With central Italy reeling from yet another earthquake that hit on Oct. 30, and bracing for many aftershocks to come, AIR Worldwide cautions that there may be gaps there in earthquake insurance coverage. Still, some companies, at least have a government option if they need it.
“Italy’s nonlife insurance market is the eighth largest in the world and fifth largest in Europe; It’s property insurance market is the second-largest nonlife market in the country after automobile,” AIR Worldwide said in its Oct. 31 media briefing. “However, earthquake coverage is often not included in standard homeowners’ policies and is typically issued as an extension of fire policies.”
AIR Worldwide said that industrial and commercial insurance coverage sometimes includes earthquake coverage at an additional premium, but that varies by region.
If need be, “the government budget includes provisions for post-disaster insurance payouts instead of a state pool or catastrophe fund into which companies can contribute,” AIR Worldwide said.
A magnitude 6.6 earthquake severely damaged the central Italian town of Norcia on Oct. 30, 56 miles north of Rome. AIR Worldwide said the quake was the strongest in the region since 1980. The quake was also worse than the magnitude 6.2 event that several damaged the historic town of Amatrice on Aug. 24. Since then, more than 40 earthquakes of magnitude 4.0 and larger have been hitting the region.
For this latest earthquake, AIR Worldwide said there were no reports of casualties, as many residents had already left the region because of the earlier events. But it has produced dozens of aftershocks, which are expected to continue for weeks or longer.
What’s more, AIR Worldwide said the Oct. 30 earthquake severely damaged historic buildings in Norcia and even Rome, and added to damage already dealt by recent quakes.
AIR noted that most buildings in Italy are constructed with unreinforced masonry, reinforced masonry or reinforced concrete construction.

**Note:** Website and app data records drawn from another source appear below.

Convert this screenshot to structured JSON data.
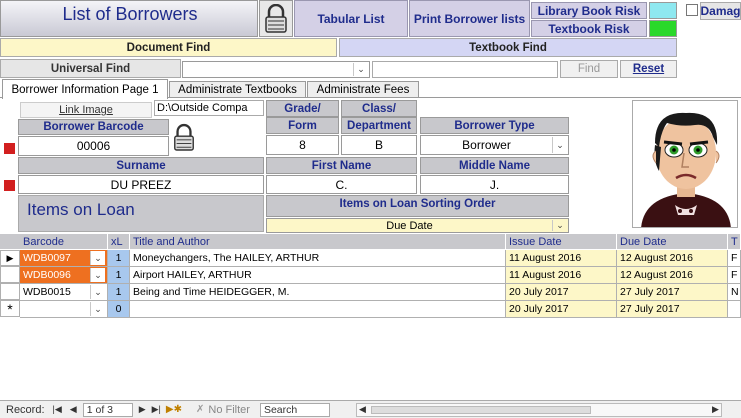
{
  "header": {
    "title": "List of Borrowers",
    "tabular_list": "Tabular List",
    "print_lists": "Print Borrower lists",
    "library_book_risk": "Library Book Risk",
    "textbook_risk": "Textbook Risk",
    "damage_label": "Damag",
    "document_find": "Document Find",
    "textbook_find": "Textbook Find",
    "universal_find": "Universal Find",
    "find": "Find",
    "reset": "Reset"
  },
  "tabs": [
    "Borrower Information Page 1",
    "Administrate Textbooks",
    "Administrate Fees"
  ],
  "form": {
    "link_image_label": "Link Image",
    "link_image_value": "D:\\Outside Compa",
    "barcode_label": "Borrower Barcode",
    "barcode_value": "00006",
    "grade_label_1": "Grade/",
    "grade_label_2": "Form",
    "grade_value": "8",
    "class_label_1": "Class/",
    "class_label_2": "Department",
    "class_value": "B",
    "type_label": "Borrower Type",
    "type_value": "Borrower",
    "surname_label": "Surname",
    "surname_value": "DU PREEZ",
    "first_name_label": "First Name",
    "first_name_value": "C.",
    "middle_name_label": "Middle Name",
    "middle_name_value": "J.",
    "items_on_loan": "Items on Loan",
    "sort_order_label": "Items on Loan Sorting Order",
    "sort_order_value": "Due Date"
  },
  "table": {
    "columns": [
      "Barcode",
      "xL",
      "Title and Author",
      "Issue Date",
      "Due Date",
      "T"
    ],
    "rows": [
      {
        "barcode": "WDB0097",
        "xl": "1",
        "title": "Moneychangers, The    HAILEY, ARTHUR",
        "issue": "11 August 2016",
        "due": "12 August 2016",
        "t": "F"
      },
      {
        "barcode": "WDB0096",
        "xl": "1",
        "title": "Airport    HAILEY, ARTHUR",
        "issue": "11 August 2016",
        "due": "12 August 2016",
        "t": "F"
      },
      {
        "barcode": "WDB0015",
        "xl": "1",
        "title": "Being and Time    HEIDEGGER, M.",
        "issue": "20 July 2017",
        "due": "27 July 2017",
        "t": "N"
      },
      {
        "barcode": "",
        "xl": "0",
        "title": "",
        "issue": "20 July 2017",
        "due": "27 July 2017",
        "t": ""
      }
    ]
  },
  "nav": {
    "record_label": "Record:",
    "record_value": "1 of 3",
    "no_filter": "No Filter",
    "search_placeholder": "Search"
  },
  "colors": {
    "risk_cyan": "#8ee8f0",
    "risk_green": "#2ad82a",
    "orange": "#ee7020",
    "required": "#d21f1f"
  }
}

But because most buildings were constructed before the introduction of comprehensive seismic building codes and modern construction technology, the risk of earthquake-related collapse for buildings constructed before 1980 is very high.
Source: AIR Worldwide